(Web page and app entries)
-*-*-

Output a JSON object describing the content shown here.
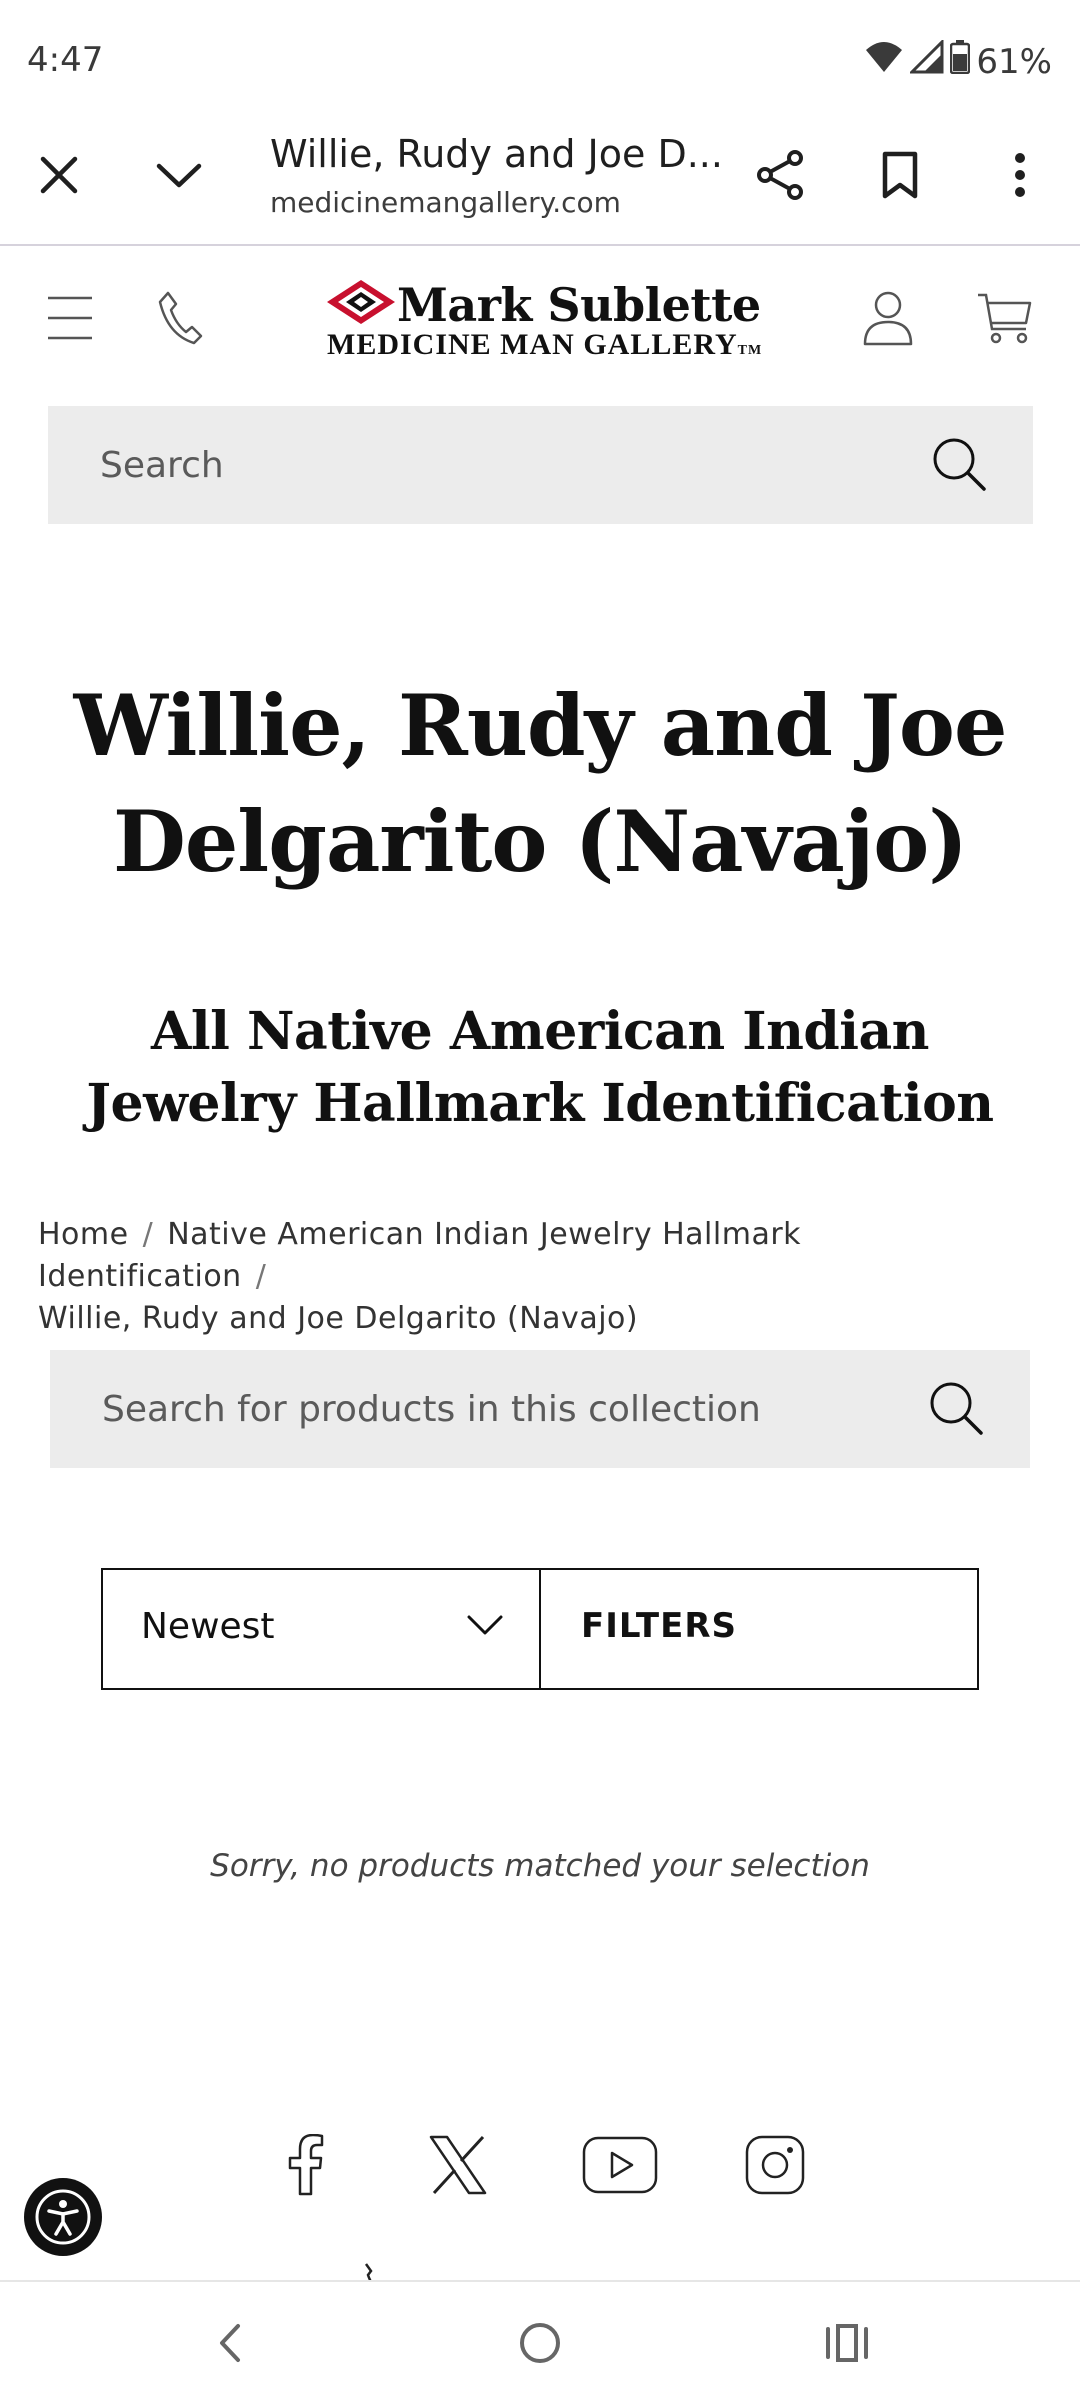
{
  "status_bar": {
    "time": "4:47",
    "battery": "61%"
  },
  "browser": {
    "tab_title": "Willie, Rudy and Joe D...",
    "url": "medicinemangallery.com"
  },
  "logo": {
    "line1": "Mark Sublette",
    "line2": "MEDICINE MAN GALLERY",
    "tm": "TM"
  },
  "header_search": {
    "placeholder": "Search"
  },
  "page": {
    "title": "Willie, Rudy and Joe Delgarito (Navajo)",
    "section_title": "All Native American Indian Jewelry Hallmark Identification"
  },
  "breadcrumb": {
    "home": "Home",
    "parent": "Native American Indian Jewelry Hallmark Identification",
    "current": "Willie, Rudy and Joe Delgarito (Navajo)",
    "separator": "/"
  },
  "collection_search": {
    "placeholder": "Search for products in this collection"
  },
  "controls": {
    "sort_selected": "Newest",
    "filters_label": "FILTERS"
  },
  "empty_message": "Sorry, no products matched your selection",
  "footer": {
    "social_icons": [
      "facebook-icon",
      "x-icon",
      "youtube-icon",
      "instagram-icon"
    ]
  },
  "colors": {
    "logo_red": "#c8102e",
    "search_bg": "#ececec"
  }
}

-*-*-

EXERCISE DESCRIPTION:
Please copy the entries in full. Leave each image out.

YOUR SOLUTION:
Output a JSON object describing the content shown here.
{
  "status_bar": {
    "time": "4:47",
    "battery": "61%"
  },
  "browser": {
    "tab_title": "Willie, Rudy and Joe D...",
    "url": "medicinemangallery.com"
  },
  "logo": {
    "line1": "Mark Sublette",
    "line2": "MEDICINE MAN GALLERY",
    "tm": "TM"
  },
  "header_search": {
    "placeholder": "Search"
  },
  "page": {
    "title": "Willie, Rudy and Joe Delgarito (Navajo)",
    "section_title": "All Native American Indian Jewelry Hallmark Identification"
  },
  "breadcrumb": {
    "home": "Home",
    "parent": "Native American Indian Jewelry Hallmark Identification",
    "current": "Willie, Rudy and Joe Delgarito (Navajo)",
    "separator": "/"
  },
  "collection_search": {
    "placeholder": "Search for products in this collection"
  },
  "controls": {
    "sort_selected": "Newest",
    "filters_label": "FILTERS"
  },
  "empty_message": "Sorry, no products matched your selection",
  "footer": {
    "social_icons": [
      "facebook-icon",
      "x-icon",
      "youtube-icon",
      "instagram-icon"
    ]
  },
  "colors": {
    "logo_red": "#c8102e",
    "search_bg": "#ececec"
  }
}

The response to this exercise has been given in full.